Compound butter is a fancy way to say: flavored butter that makes you wander around your kitchen mumbling, "what else can I smear this on?" Just a few ingredients and a few steps is all it takes. So, instead of offering a steak, you can now serve a steak with blue cheese chive butter. Instead of just bread and butter, you can serve bread with sea salt honey butter, or garlic herb butter, or sun dried tomato basil butter. The possibilities are endless. Plus, it freezes really well so you have no reason not to spend all day Saturday thinking up new flavor combos.
Make sure to use softened butter! Leave the butter at room temperate for at least an hour to soften it up and make it easier to work with.
Things You'll Need
1 stick softened salted butter
2 teaspoons chopped fresh herbs (rosemary, thyme, sage) or flavoring of choice (see tip below)
A flavoring can be anything that you want to use in your butter.
Popular choices are:
- 1 head of roasted garlic (use the softened cloves, discard the papery skin)
- 1 tablespoon sriracha & 1 clove garlic, smashed and minced

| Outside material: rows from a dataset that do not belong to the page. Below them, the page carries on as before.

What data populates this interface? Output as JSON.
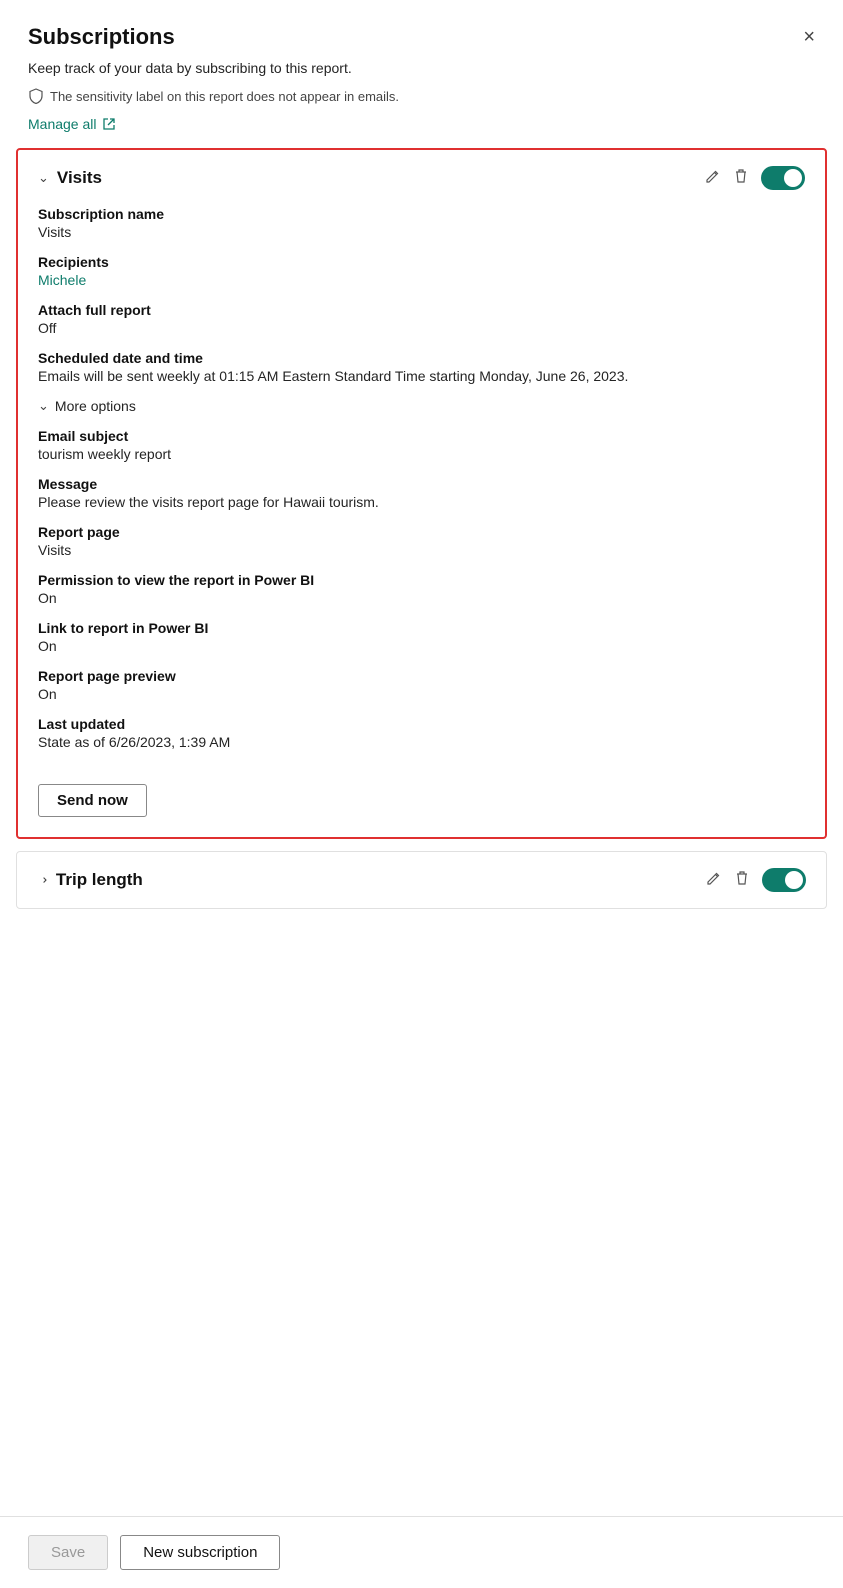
{
  "header": {
    "title": "Subscriptions",
    "close_label": "×"
  },
  "subtitle": "Keep track of your data by subscribing to this report.",
  "sensitivity_note": "The sensitivity label on this report does not appear in emails.",
  "manage_all": "Manage all",
  "subscriptions": [
    {
      "id": "visits",
      "name": "Visits",
      "expanded": true,
      "enabled": true,
      "fields": [
        {
          "label": "Subscription name",
          "value": "Visits",
          "type": "text"
        },
        {
          "label": "Recipients",
          "value": "Michele",
          "type": "link"
        },
        {
          "label": "Attach full report",
          "value": "Off",
          "type": "text"
        },
        {
          "label": "Scheduled date and time",
          "value": "Emails will be sent weekly at 01:15 AM Eastern Standard Time starting Monday, June 26, 2023.",
          "type": "text"
        }
      ],
      "more_options_label": "More options",
      "more_options_fields": [
        {
          "label": "Email subject",
          "value": "tourism weekly report",
          "type": "text"
        },
        {
          "label": "Message",
          "value": "Please review the visits report page for Hawaii tourism.",
          "type": "text"
        },
        {
          "label": "Report page",
          "value": "Visits",
          "type": "text"
        },
        {
          "label": "Permission to view the report in Power BI",
          "value": "On",
          "type": "text"
        },
        {
          "label": "Link to report in Power BI",
          "value": "On",
          "type": "text"
        },
        {
          "label": "Report page preview",
          "value": "On",
          "type": "text"
        },
        {
          "label": "Last updated",
          "value": "State as of 6/26/2023, 1:39 AM",
          "type": "text"
        }
      ],
      "send_now_label": "Send now"
    },
    {
      "id": "trip-length",
      "name": "Trip length",
      "expanded": false,
      "enabled": true
    }
  ],
  "footer": {
    "save_label": "Save",
    "new_subscription_label": "New subscription"
  }
}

- 2 tablespoons crumbled blue cheese & 1 teaspoon chopped chives
- 1 tablespoon honey & 1 teaspoon sea salt (use unsalted butter)

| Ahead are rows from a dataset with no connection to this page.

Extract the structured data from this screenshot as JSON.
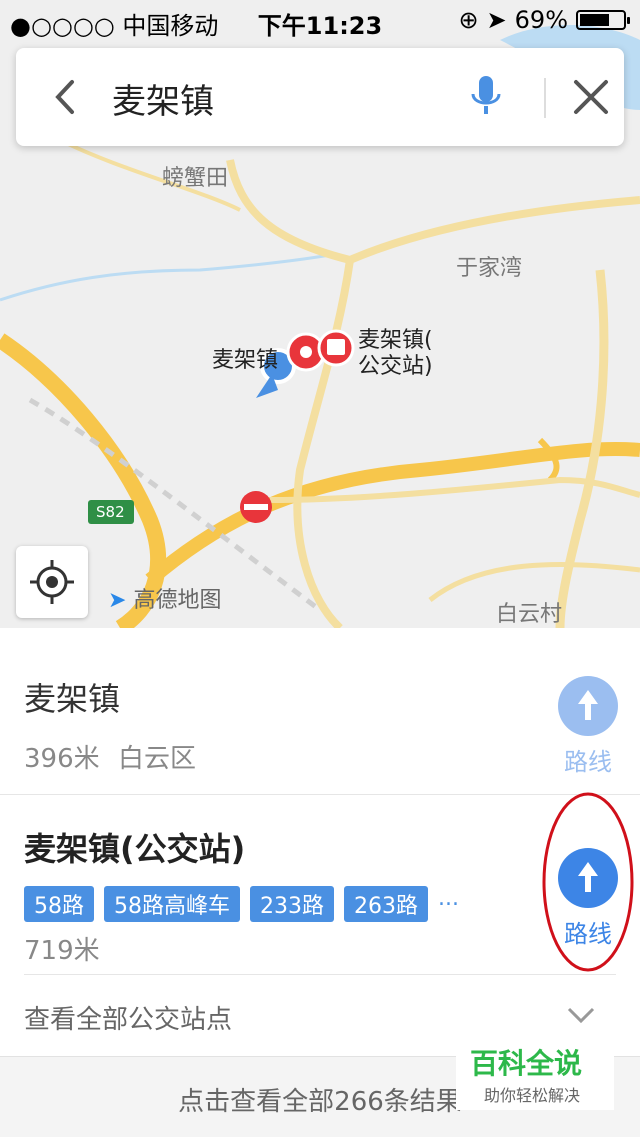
{
  "status_bar": {
    "carrier": "●○○○○ 中国移动",
    "time": "下午11:23",
    "battery": "69%",
    "battery_level": 0.69
  },
  "search": {
    "query": "麦架镇"
  },
  "map": {
    "labels": {
      "crab_field": "螃蟹田",
      "yujiawan": "于家湾",
      "maijiazhen_short": "麦架镇",
      "bus_station_line1": "麦架镇(",
      "bus_station_line2": "公交站)",
      "highway": "S82",
      "baiyuncun": "白云村",
      "logo": "高德地图"
    },
    "colors": {
      "road": "#f7c64b",
      "minor_road": "#f4dfa0",
      "water": "#bcdcf3",
      "pin": "#4a90e2",
      "poi_red": "#e8353b"
    }
  },
  "results": [
    {
      "title": "麦架镇",
      "distance": "396米",
      "district": "白云区",
      "route_label": "路线"
    },
    {
      "title": "麦架镇(公交站)",
      "bus_lines": [
        "58路",
        "58路高峰车",
        "233路",
        "263路"
      ],
      "more": "...",
      "distance": "719米",
      "route_label": "路线",
      "view_all": "查看全部公交站点"
    }
  ],
  "footer": {
    "text": "点击查看全部266条结果"
  },
  "watermark": {
    "title": "百科全说",
    "subtitle": "助你轻松解决"
  }
}
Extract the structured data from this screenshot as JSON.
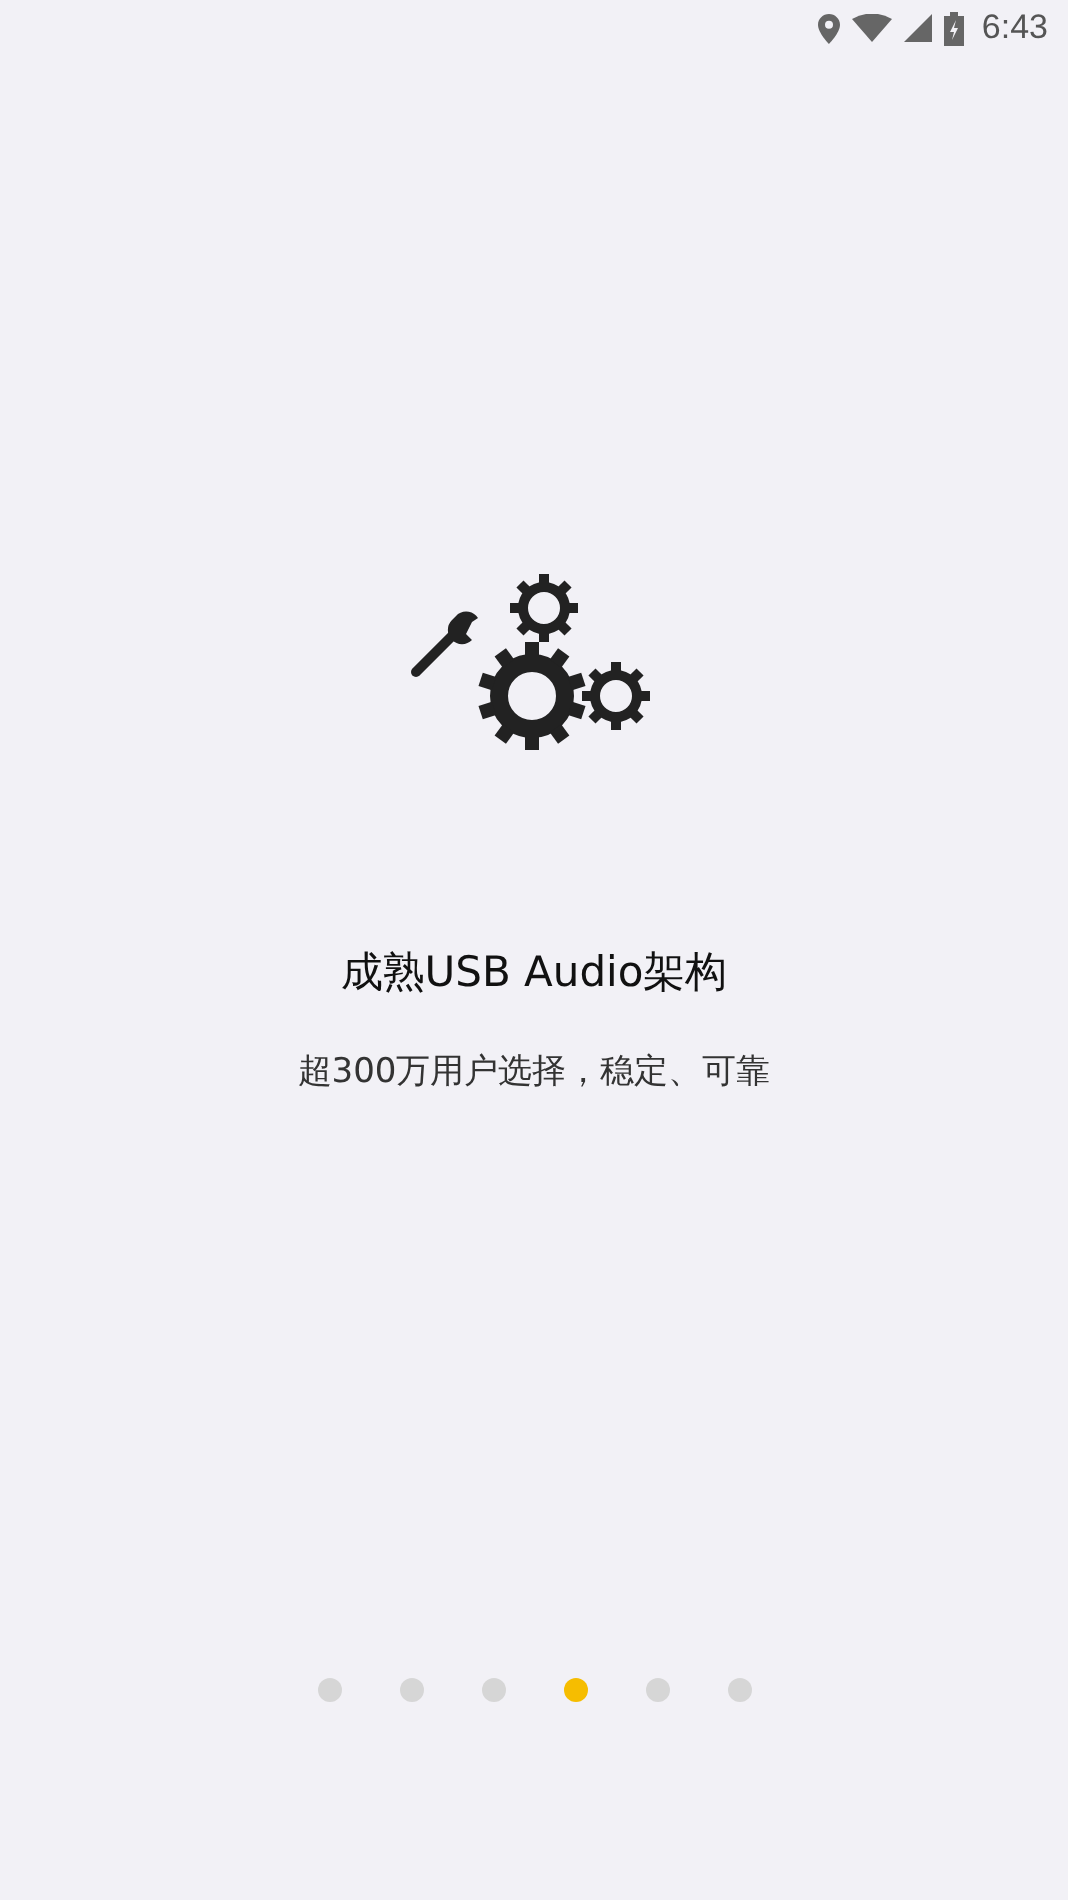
{
  "status_bar": {
    "time": "6:43"
  },
  "title": "成熟USB Audio架构",
  "subtitle": "超300万用户选择，稳定、可靠",
  "pages": [
    {
      "selected": false
    },
    {
      "selected": false
    },
    {
      "selected": false
    },
    {
      "selected": true
    },
    {
      "selected": false
    },
    {
      "selected": false
    }
  ]
}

- 2 teaspoons chopped parsley & 1 teaspoon lemon juice
- 3 tablespoons sun dried tomatoes, chopped, & 4 leaves fresh basil, chopped
Step 1: Mix Together
Add softened butter and herbs (or other flavorings) to a bowl and mix until well combined (a food processor will also work and is especially helpful if you are making a double or triple batch).
Step 2: Roll in Plastic Wrap
Transfer the softened butter to a sheet of plastic wrap or parchment paper in a long line down the center, leaving lots of space on all sides to roll up the butter.
Step 3: Roll Into a Log
Using the plastic wrap (or parchment paper) roll tightly into a log about 2 inches in diameter. Chill until ready to serve. Once ready to serve, slice the log into 1/4-inch slices.
Keep butter wrapped tightly and store in an airtight plastic bag or container. Butter will keep for up to two weeks in the fridge, or two months in the freezer.